Her infant, according to her, was in the NICU for three weeks … he was off all of his monitors and tubes and weighed 4 pounds, so they were able to bring him home.
Michelle said she has been affiliated with March of Dimes, when she used to walk in it back a few years ago when it was still 12 miles.
“But, I started participating more frequently again once I began working at GTI in 2012,” she said.
She said Gabriel is doing well.
“He is in the advanced math and science classes at the Greenville Junior High School, she said. “He runs on the Greenville Junior High School Cross Country teams and Track team. He has no restrictions. He has been pretty lucky with having no major medical issues due to his premature birth. He is on no special diet; in fact, the boy can probably eat us out of house and home!”
She said the whole family will be participating at this year’s walk, including Gabriel’s mother, stepfather, brother, dad, stepmother and grandparents.

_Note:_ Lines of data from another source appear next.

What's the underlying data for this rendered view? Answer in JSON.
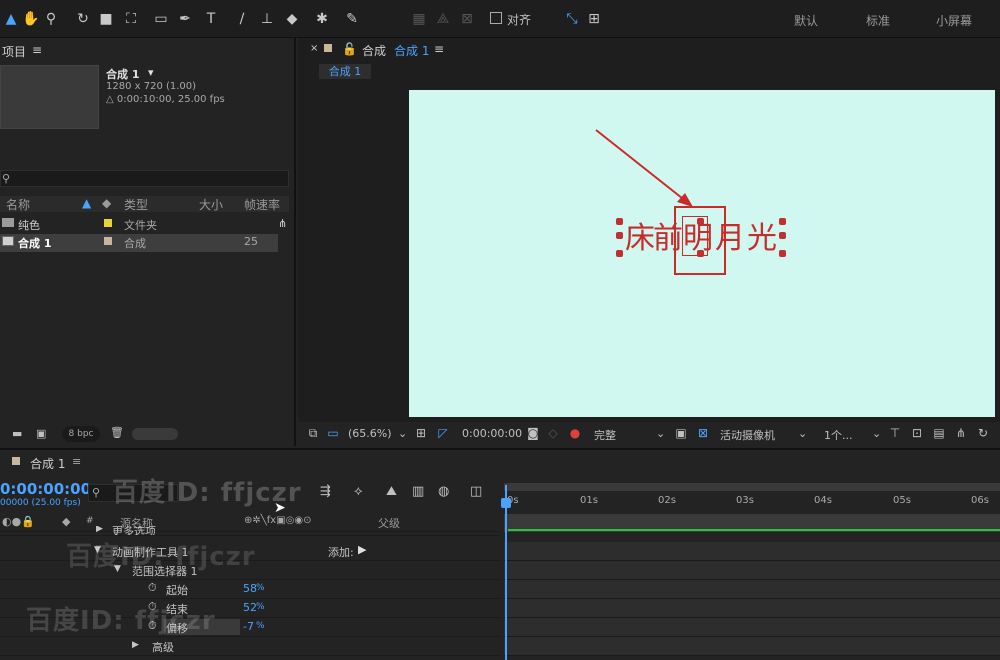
{
  "toolbar": {
    "snap_label": "对齐",
    "workspaces": [
      "默认",
      "标准",
      "小屏幕"
    ]
  },
  "project_panel": {
    "title": "项目",
    "comp_name": "合成 1",
    "comp_resolution": "1280 x 720 (1.00)",
    "comp_duration": "△ 0:00:10:00, 25.00 fps",
    "search_placeholder": "",
    "columns": {
      "name": "名称",
      "type": "类型",
      "size": "大小",
      "fps": "帧速率"
    },
    "items": [
      {
        "name": "纯色",
        "type": "文件夹",
        "fps": ""
      },
      {
        "name": "合成 1",
        "type": "合成",
        "fps": "25"
      }
    ],
    "footer_bpc": "8 bpc"
  },
  "comp_viewer": {
    "tab_prefix": "合成",
    "tab_name": "合成 1",
    "breadcrumb": "合成 1",
    "text_chars": [
      "床",
      "前",
      "明",
      "月",
      "光"
    ],
    "zoom": "(65.6%)",
    "timecode": "0:00:00:00",
    "resolution": "完整",
    "camera": "活动摄像机",
    "views": "1个..."
  },
  "timeline": {
    "comp_tab": "合成 1",
    "timecode": "0:00:00:00",
    "frame_info": "00000 (25.00 fps)",
    "source_name_col": "源名称",
    "parent_col": "父级",
    "layers": [
      {
        "label": "更多选项",
        "indent": 1
      },
      {
        "label": "动画制作工具 1",
        "indent": 1,
        "add_label": "添加:"
      },
      {
        "label": "范围选择器 1",
        "indent": 2
      },
      {
        "label": "起始",
        "indent": 3,
        "value": "58",
        "unit": "%"
      },
      {
        "label": "结束",
        "indent": 3,
        "value": "52",
        "unit": "%"
      },
      {
        "label": "偏移",
        "indent": 3,
        "value": "-7",
        "unit": "%"
      },
      {
        "label": "高级",
        "indent": 2
      }
    ],
    "ruler": [
      "0s",
      "01s",
      "02s",
      "03s",
      "04s",
      "05s",
      "06s"
    ]
  },
  "watermark": {
    "text1": "百度ID: ffjczr",
    "text2": "百度ID: ffjczr"
  }
}
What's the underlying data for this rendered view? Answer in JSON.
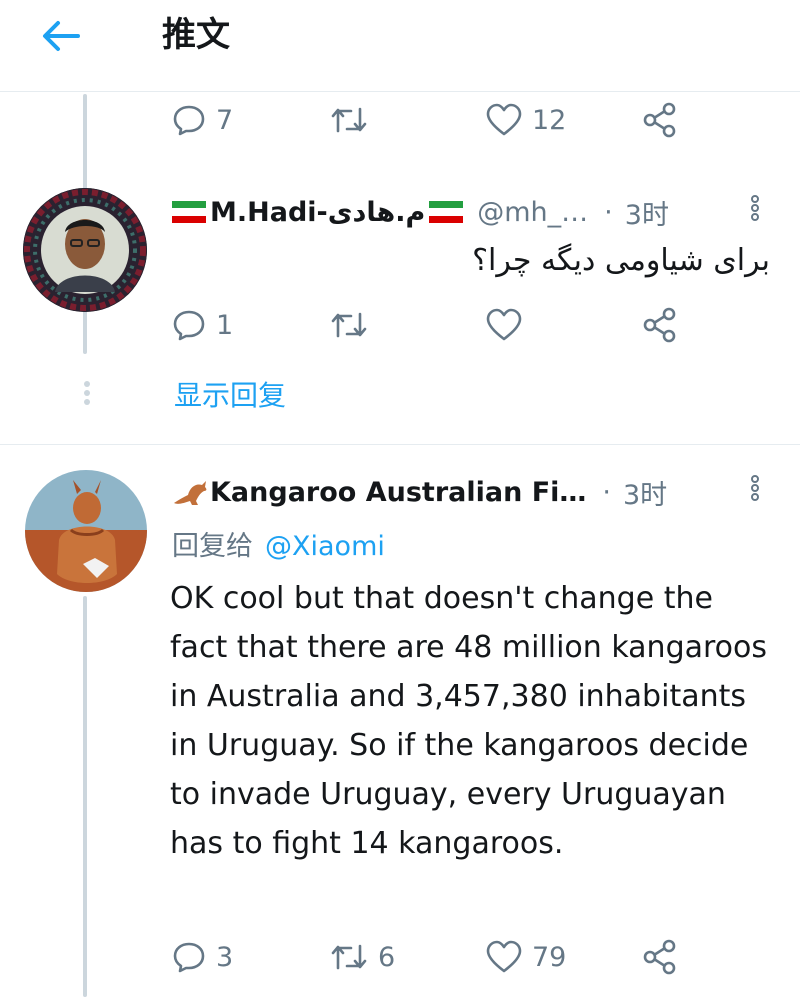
{
  "header": {
    "title": "推文",
    "back_icon": "arrow-left-icon",
    "accent": "#1da1f2"
  },
  "colors": {
    "accent": "#1da1f2",
    "secondary_text": "#657786",
    "divider": "#e6ecf0"
  },
  "top_actions": {
    "reply_count": "7",
    "retweet_count": "",
    "like_count": "12"
  },
  "tweet1": {
    "name": "M.Hadi-م.هادی",
    "handle": "@mh_…",
    "dot": "·",
    "time": "3时",
    "text": "برای شیاومی دیگه چرا؟",
    "reply_count": "1",
    "retweet_count": "",
    "like_count": ""
  },
  "show_replies": "显示回复",
  "tweet2": {
    "name": "Kangaroo Australian Fi…",
    "dot": "·",
    "time": "3时",
    "reply_prefix": "回复给",
    "reply_mention": "@Xiaomi",
    "text": "OK cool but that doesn't change the fact that there are 48 million kangaroos in Australia and 3,457,380 inhabitants in Uruguay. So if the kangaroos decide to invade Uruguay, every Uruguayan has to fight 14 kangaroos.",
    "reply_count": "3",
    "retweet_count": "6",
    "like_count": "79"
  }
}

Gabriel has one younger brother, Noah Steven, who is 11 and attends South Middle School, and a stepbrother, Ian Weidner.
His grandparents are Fred and Kim Ponchot, Tony and Linda Baker, Jim and Teresa Plessinger and Jeff and Cindy Stevens, all of Greenville
How has it been raising Gabriel?
“Gabe’s dad and I divorced back in 2009, but, the two of us get along well and work together in co-parenting our children,” Michelle said. “We do a split 50/50 custody arrangement. One week he lives with me and his stepdad, the next week he goes and lives with his dad and stepmom. But, we live just a few blocks from each other so we see them all the time and all of us are very involved with Gabriel and his activities and schooling. Gabriel is a great kid. He is very active and outgoing. Right now, sometimes is a little demanding. Raising a 13-year-old boy has its challenges for sure. But, he is a very smart, loving boy.”
Gabriel, she said, does not really have any set backs from being a preemie.
“Currently, we do go to our family doctor for three-month follow-ups as he has been diagnosed with ADHD,” she said. “So, we keep an eye on him and his medication to make sure everything is going well. They also were monitoring his weight for a while. He has always been on the small side. Just until last year, he weighed 70-75 pounds.”
The walk is set for April 30 at the Darke County Fairgrounds. Donations are to be turned in at 8 a.m. and the walk will start at 9 a.m.
March of Dimes’ tagline this year is to give every baby a fighting chance.